### EXERCISE PROMPT
Look over the entries below. Report how many lines hold the word "Rapids", and only that.

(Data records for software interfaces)

+===+

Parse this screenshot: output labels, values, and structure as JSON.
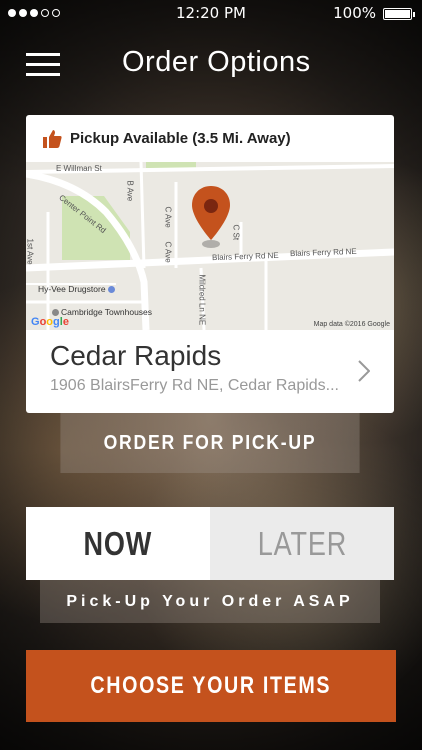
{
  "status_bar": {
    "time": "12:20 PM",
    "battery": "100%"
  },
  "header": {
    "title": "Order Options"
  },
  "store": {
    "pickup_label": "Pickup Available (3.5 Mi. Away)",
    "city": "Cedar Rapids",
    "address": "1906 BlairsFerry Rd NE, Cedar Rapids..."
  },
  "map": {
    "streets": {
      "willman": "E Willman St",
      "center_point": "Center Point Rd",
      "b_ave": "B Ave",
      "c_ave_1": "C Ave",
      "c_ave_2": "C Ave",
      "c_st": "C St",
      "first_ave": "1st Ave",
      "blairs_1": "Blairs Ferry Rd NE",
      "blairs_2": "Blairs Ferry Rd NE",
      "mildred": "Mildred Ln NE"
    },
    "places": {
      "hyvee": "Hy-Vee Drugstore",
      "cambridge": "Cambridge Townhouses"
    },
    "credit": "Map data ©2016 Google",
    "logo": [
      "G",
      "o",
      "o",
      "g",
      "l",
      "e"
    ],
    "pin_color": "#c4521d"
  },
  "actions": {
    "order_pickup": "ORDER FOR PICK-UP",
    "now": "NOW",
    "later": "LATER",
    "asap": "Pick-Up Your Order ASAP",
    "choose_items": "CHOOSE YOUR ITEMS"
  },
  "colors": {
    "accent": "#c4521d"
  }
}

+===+

### WRITTEN RESPONSE
2